Pierre Boulez is a relentless advocate of 20th-century music, but due in part to his habit of immersing himself in it one composer at a time–as he’s done recently with the likes of Bartok, Mahler, and Scriabin–he’s only now turning his attention to Leos Janacek. Born in Moravia in 1854, Janacek is often lumped in with Dvorak and Smetana as a Romantic and central European nationalist, fond of folk melodies, and in fact that was a fair way to characterize him for much of his early career. But by the time he composed his most significant pieces, beginning with the opera Jenufa (1903), he’d developed an idiosyncratic style that would place him in the company of Berg, Schoenberg, and Stravinksy. Its cornerstone, “speech-melody,” was a method of patterning his melodies after the jagged, fragmentary shapes and explosive rhythms of Czech vocal exclamations–he often jotted down phrases he overheard on the street, then attempted to re-create in music their wildly disparate moods.
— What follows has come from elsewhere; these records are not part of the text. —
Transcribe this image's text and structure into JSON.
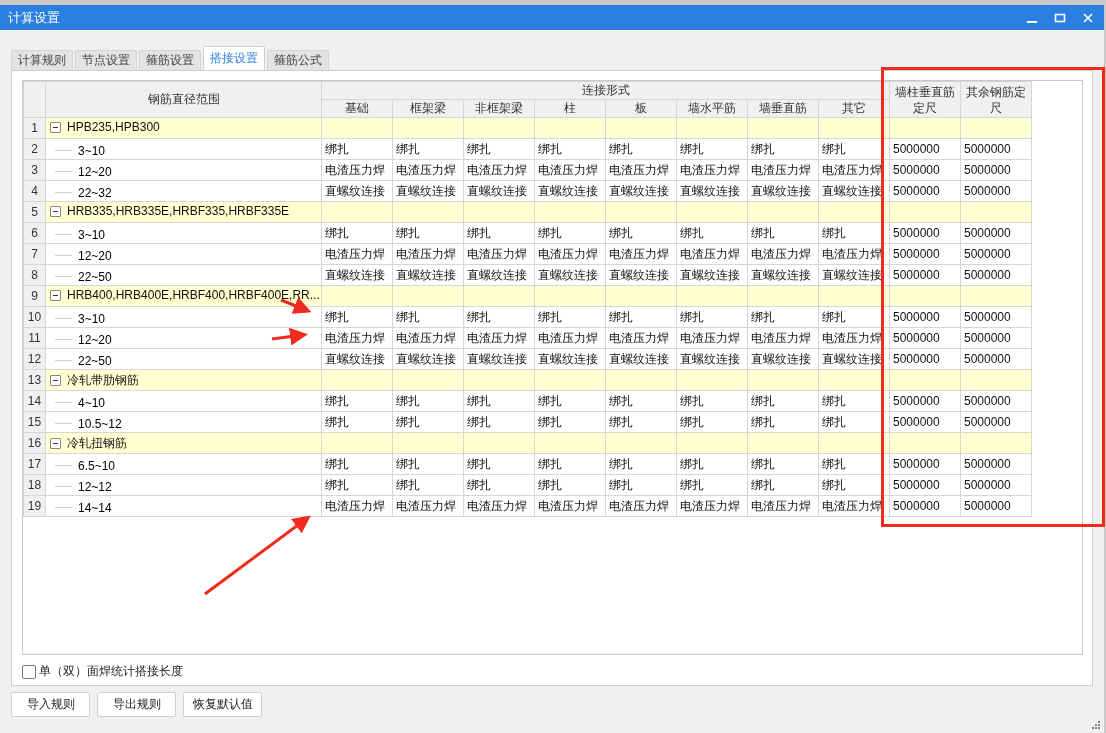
{
  "window": {
    "title": "计算设置"
  },
  "tabs": [
    {
      "label": "计算规则",
      "selected": false
    },
    {
      "label": "节点设置",
      "selected": false
    },
    {
      "label": "箍筋设置",
      "selected": false
    },
    {
      "label": "搭接设置",
      "selected": true
    },
    {
      "label": "箍筋公式",
      "selected": false
    }
  ],
  "grid": {
    "name_header": "钢筋直径范围",
    "group_header": "连接形式",
    "connection_columns": [
      "基础",
      "框架梁",
      "非框架梁",
      "柱",
      "板",
      "墙水平筋",
      "墙垂直筋",
      "其它"
    ],
    "length_columns": [
      "墙柱垂直筋定尺",
      "其余钢筋定尺"
    ],
    "groups": [
      {
        "no": "1",
        "label": "HPB235,HPB300",
        "expanded": true,
        "children": [
          {
            "no": "2",
            "range": "3~10",
            "connections": [
              "绑扎",
              "绑扎",
              "绑扎",
              "绑扎",
              "绑扎",
              "绑扎",
              "绑扎",
              "绑扎"
            ],
            "lengths": [
              "5000000",
              "5000000"
            ]
          },
          {
            "no": "3",
            "range": "12~20",
            "connections": [
              "电渣压力焊",
              "电渣压力焊",
              "电渣压力焊",
              "电渣压力焊",
              "电渣压力焊",
              "电渣压力焊",
              "电渣压力焊",
              "电渣压力焊"
            ],
            "lengths": [
              "5000000",
              "5000000"
            ]
          },
          {
            "no": "4",
            "range": "22~32",
            "connections": [
              "直螺纹连接",
              "直螺纹连接",
              "直螺纹连接",
              "直螺纹连接",
              "直螺纹连接",
              "直螺纹连接",
              "直螺纹连接",
              "直螺纹连接"
            ],
            "lengths": [
              "5000000",
              "5000000"
            ]
          }
        ]
      },
      {
        "no": "5",
        "label": "HRB335,HRB335E,HRBF335,HRBF335E",
        "expanded": true,
        "children": [
          {
            "no": "6",
            "range": "3~10",
            "connections": [
              "绑扎",
              "绑扎",
              "绑扎",
              "绑扎",
              "绑扎",
              "绑扎",
              "绑扎",
              "绑扎"
            ],
            "lengths": [
              "5000000",
              "5000000"
            ]
          },
          {
            "no": "7",
            "range": "12~20",
            "connections": [
              "电渣压力焊",
              "电渣压力焊",
              "电渣压力焊",
              "电渣压力焊",
              "电渣压力焊",
              "电渣压力焊",
              "电渣压力焊",
              "电渣压力焊"
            ],
            "lengths": [
              "5000000",
              "5000000"
            ]
          },
          {
            "no": "8",
            "range": "22~50",
            "connections": [
              "直螺纹连接",
              "直螺纹连接",
              "直螺纹连接",
              "直螺纹连接",
              "直螺纹连接",
              "直螺纹连接",
              "直螺纹连接",
              "直螺纹连接"
            ],
            "lengths": [
              "5000000",
              "5000000"
            ]
          }
        ]
      },
      {
        "no": "9",
        "label": "HRB400,HRB400E,HRBF400,HRBF400E,RR...",
        "expanded": true,
        "children": [
          {
            "no": "10",
            "range": "3~10",
            "connections": [
              "绑扎",
              "绑扎",
              "绑扎",
              "绑扎",
              "绑扎",
              "绑扎",
              "绑扎",
              "绑扎"
            ],
            "lengths": [
              "5000000",
              "5000000"
            ]
          },
          {
            "no": "11",
            "range": "12~20",
            "connections": [
              "电渣压力焊",
              "电渣压力焊",
              "电渣压力焊",
              "电渣压力焊",
              "电渣压力焊",
              "电渣压力焊",
              "电渣压力焊",
              "电渣压力焊"
            ],
            "lengths": [
              "5000000",
              "5000000"
            ]
          },
          {
            "no": "12",
            "range": "22~50",
            "connections": [
              "直螺纹连接",
              "直螺纹连接",
              "直螺纹连接",
              "直螺纹连接",
              "直螺纹连接",
              "直螺纹连接",
              "直螺纹连接",
              "直螺纹连接"
            ],
            "lengths": [
              "5000000",
              "5000000"
            ]
          }
        ]
      },
      {
        "no": "13",
        "label": "冷轧带肋钢筋",
        "expanded": true,
        "children": [
          {
            "no": "14",
            "range": "4~10",
            "connections": [
              "绑扎",
              "绑扎",
              "绑扎",
              "绑扎",
              "绑扎",
              "绑扎",
              "绑扎",
              "绑扎"
            ],
            "lengths": [
              "5000000",
              "5000000"
            ]
          },
          {
            "no": "15",
            "range": "10.5~12",
            "connections": [
              "绑扎",
              "绑扎",
              "绑扎",
              "绑扎",
              "绑扎",
              "绑扎",
              "绑扎",
              "绑扎"
            ],
            "lengths": [
              "5000000",
              "5000000"
            ]
          }
        ]
      },
      {
        "no": "16",
        "label": "冷轧扭钢筋",
        "expanded": true,
        "children": [
          {
            "no": "17",
            "range": "6.5~10",
            "connections": [
              "绑扎",
              "绑扎",
              "绑扎",
              "绑扎",
              "绑扎",
              "绑扎",
              "绑扎",
              "绑扎"
            ],
            "lengths": [
              "5000000",
              "5000000"
            ]
          },
          {
            "no": "18",
            "range": "12~12",
            "connections": [
              "绑扎",
              "绑扎",
              "绑扎",
              "绑扎",
              "绑扎",
              "绑扎",
              "绑扎",
              "绑扎"
            ],
            "lengths": [
              "5000000",
              "5000000"
            ]
          },
          {
            "no": "19",
            "range": "14~14",
            "connections": [
              "电渣压力焊",
              "电渣压力焊",
              "电渣压力焊",
              "电渣压力焊",
              "电渣压力焊",
              "电渣压力焊",
              "电渣压力焊",
              "电渣压力焊"
            ],
            "lengths": [
              "5000000",
              "5000000"
            ]
          }
        ]
      }
    ]
  },
  "checkbox": {
    "label": "单（双）面焊统计搭接长度",
    "checked": false
  },
  "buttons": [
    "导入规则",
    "导出规则",
    "恢复默认值"
  ]
}
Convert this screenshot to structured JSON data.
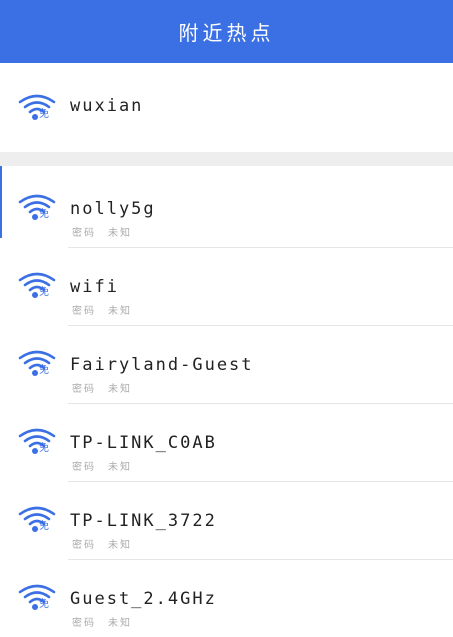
{
  "header": {
    "title": "附近热点"
  },
  "icon": {
    "name": "wifi-free-icon",
    "color": "#3b6fe4",
    "badge": "免"
  },
  "connected": {
    "ssid": "wuxian"
  },
  "networks": [
    {
      "ssid": "nolly5g",
      "security_label": "密码",
      "security_value": "未知"
    },
    {
      "ssid": "wifi",
      "security_label": "密码",
      "security_value": "未知"
    },
    {
      "ssid": "Fairyland-Guest",
      "security_label": "密码",
      "security_value": "未知"
    },
    {
      "ssid": "TP-LINK_C0AB",
      "security_label": "密码",
      "security_value": "未知"
    },
    {
      "ssid": "TP-LINK_3722",
      "security_label": "密码",
      "security_value": "未知"
    },
    {
      "ssid": "Guest_2.4GHz",
      "security_label": "密码",
      "security_value": "未知"
    }
  ],
  "colors": {
    "accent": "#3b6fe4",
    "divider": "#eeeeee"
  }
}
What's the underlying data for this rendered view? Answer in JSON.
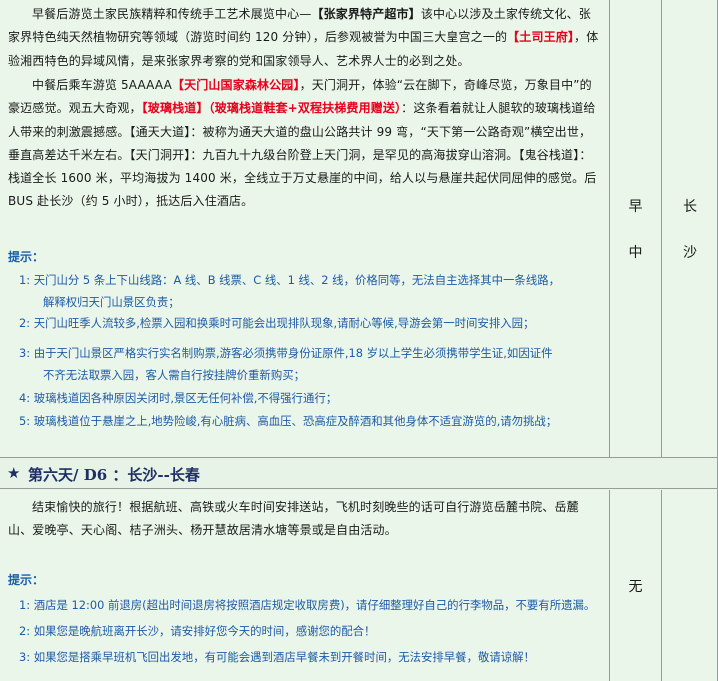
{
  "day5": {
    "paragraphs": [
      [
        {
          "t": "早餐后游览土家民族精粹和传统手工艺术展览中心—"
        },
        {
          "t": "【张家界特产超市】",
          "c": "bold"
        },
        {
          "t": "该中心以涉及土家传统文化、张家界特色纯天然植物研究等领域（游览时间约 120 分钟），后参观被誉为中国三大皇宫之一的"
        },
        {
          "t": "【土司王府】",
          "c": "red"
        },
        {
          "t": "，体验湘西特色的异域风情，是来张家界考察的党和国家领导人、艺术界人士的必到之处。"
        }
      ],
      [
        {
          "t": "中餐后乘车游览 5AAAAA"
        },
        {
          "t": "【天门山国家森林公园】",
          "c": "red"
        },
        {
          "t": "，天门洞开，体验“云在脚下，奇峰尽览，万象目中”的豪迈感觉。观五大奇观，"
        },
        {
          "t": "【玻璃栈道】",
          "c": "red"
        },
        {
          "t": "（玻璃栈道鞋套+双程扶梯费用赠送）",
          "c": "red"
        },
        {
          "t": "：这条看着就让人腿软的玻璃栈道给人带来的刺激震撼感。【通天大道】：被称为通天大道的盘山公路共计 99 弯，“天下第一公路奇观”横空出世，垂直高差达千米左右。【天门洞开】：九百九十九级台阶登上天门洞，是罕见的高海拔穿山溶洞。【鬼谷栈道】：栈道全长 1600 米，平均海拔为 1400 米，全线立于万丈悬崖的中间，给人以与悬崖共起伏同屈伸的感觉。后 BUS 赴长沙（约 5 小时），抵达后入住酒店。"
        }
      ]
    ],
    "tips_title": "提示：",
    "tips": [
      {
        "num": "1:",
        "line1": "天门山分 5 条上下山线路：A 线、B 线票、C 线、1 线、2 线，价格同等，无法自主选择其中一条线路，",
        "line2": "解释权归天门山景区负责；"
      },
      {
        "num": "2:",
        "line1": "天门山旺季人流较多,检票入园和换乘时可能会出现排队现象,请耐心等候,导游会第一时间安排入园；",
        "line2": ""
      },
      {
        "num": "3:",
        "line1": "由于天门山景区严格实行实名制购票,游客必须携带身份证原件,18  岁以上学生必须携带学生证,如因证件",
        "line2": "不齐无法取票入园，客人需自行按挂牌价重新购买；"
      },
      {
        "num": "4:",
        "line1": "玻璃栈道因各种原因关闭时,景区无任何补偿,不得强行通行；",
        "line2": ""
      },
      {
        "num": "5:",
        "line1": "玻璃栈道位于悬崖之上,地势险峻,有心脏病、高血压、恐高症及醉酒和其他身体不适宜游览的,请勿挑战；",
        "line2": ""
      }
    ],
    "meals": [
      "早",
      "中"
    ],
    "stay": [
      "长",
      "沙"
    ]
  },
  "day6": {
    "header_star": "★",
    "header_title": "第六天/ D6 ：长沙--长春",
    "paragraph": "结束愉快的旅行！根据航班、高铁或火车时间安排送站，飞机时刻晚些的话可自行游览岳麓书院、岳麓山、爱晚亭、天心阁、桔子洲头、杨开慧故居清水塘等景或是自由活动。",
    "tips_title": "提示：",
    "tips": [
      {
        "num": "1:",
        "line1": "酒店是 12:00 前退房(超出时间退房将按照酒店规定收取房费)，请仔细整理好自己的行李物品，不要有所遗漏。"
      },
      {
        "num": "2:",
        "line1": "如果您是晚航班离开长沙，请安排好您今天的时间，感谢您的配合！"
      },
      {
        "num": "3:",
        "line1": "如果您是搭乘早班机飞回出发地，有可能会遇到酒店早餐未到开餐时间，无法安排早餐，敬请谅解！"
      }
    ],
    "meals": "无"
  }
}
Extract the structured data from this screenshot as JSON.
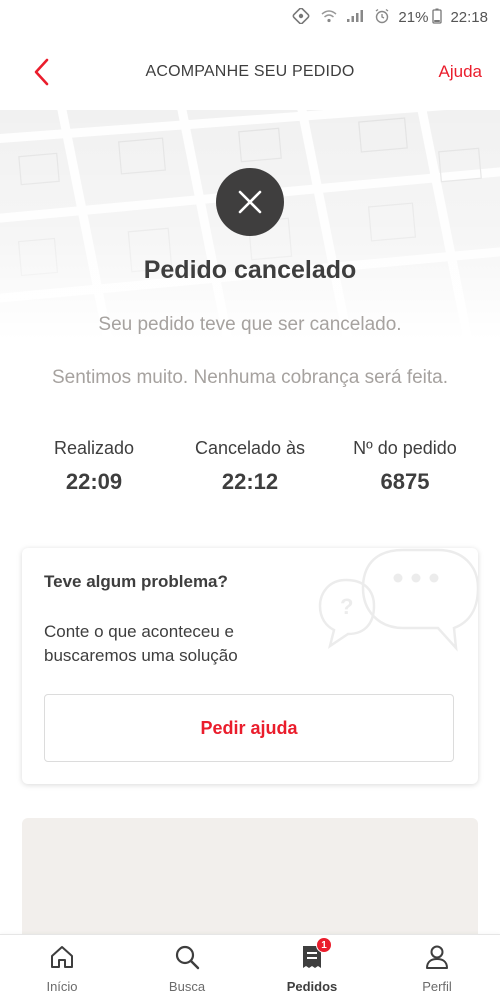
{
  "status_bar": {
    "battery": "21%",
    "time": "22:18"
  },
  "header": {
    "title": "ACOMPANHE SEU PEDIDO",
    "help_label": "Ajuda"
  },
  "order_status": {
    "title": "Pedido cancelado",
    "message_line": "Seu pedido teve que ser cancelado.",
    "apology": "Sentimos muito. Nenhuma cobrança será feita."
  },
  "order_info": [
    {
      "label": "Realizado",
      "value": "22:09"
    },
    {
      "label": "Cancelado às",
      "value": "22:12"
    },
    {
      "label": "Nº do pedido",
      "value": "6875"
    }
  ],
  "help_card": {
    "title": "Teve algum problema?",
    "text": "Conte o que aconteceu e buscaremos uma solução",
    "button_label": "Pedir ajuda"
  },
  "bottom_nav": [
    {
      "label": "Início",
      "icon": "home-icon",
      "active": false
    },
    {
      "label": "Busca",
      "icon": "search-icon",
      "active": false
    },
    {
      "label": "Pedidos",
      "icon": "orders-icon",
      "active": true,
      "badge": "1"
    },
    {
      "label": "Perfil",
      "icon": "profile-icon",
      "active": false
    }
  ],
  "colors": {
    "accent": "#ea1d2c",
    "text": "#3e3e3e",
    "muted": "#a6a29f",
    "cancel_circle": "#3f3e3e"
  }
}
His instrumental lines cover the entire dynamic and expressive range of human utterance, from a deep, throaty drone or barely audible hiss to skull-splitting shrieks and screams, and when he wrote for voices the results were both frighteningly violent and powerfully moving. One of the most vivid examples of this technique is the Glagolitic Mass (1926), which the Chicago Symphony Orchestra will perform here under Boulez’s baton. Janacek was agnostic, so it seems likely that his desire to compose sacred music himself arose from his admiration for Beethoven’s Missa Solemnis; true to his roots, though, he wrote his mass not in Latin but in an old liturgical Slavonic language. Earlier versions had as few as five movements, but the CSO is using a new reconstruction of the original score that includes all seven, restoring material Janacek cut after an inadequate ensemble botched the mass’s premiere. Soloists include soprano Elzbieta Szmytka, mezzo Nancy Maultsby, tenor Stuart Neill, and bass-baritone Nathan Berg. Rounding out the program are two Stravinsky pieces, Symphonies of Wind Instruments and the Symphony of Psalms. Thursday and Saturday, November 2 and 4, 8 PM, and Friday, November 3, 1:30 PM, Orchestra Hall, Symphony Center, 220 S. Michigan; 312-294-3000 or 800-223-7114.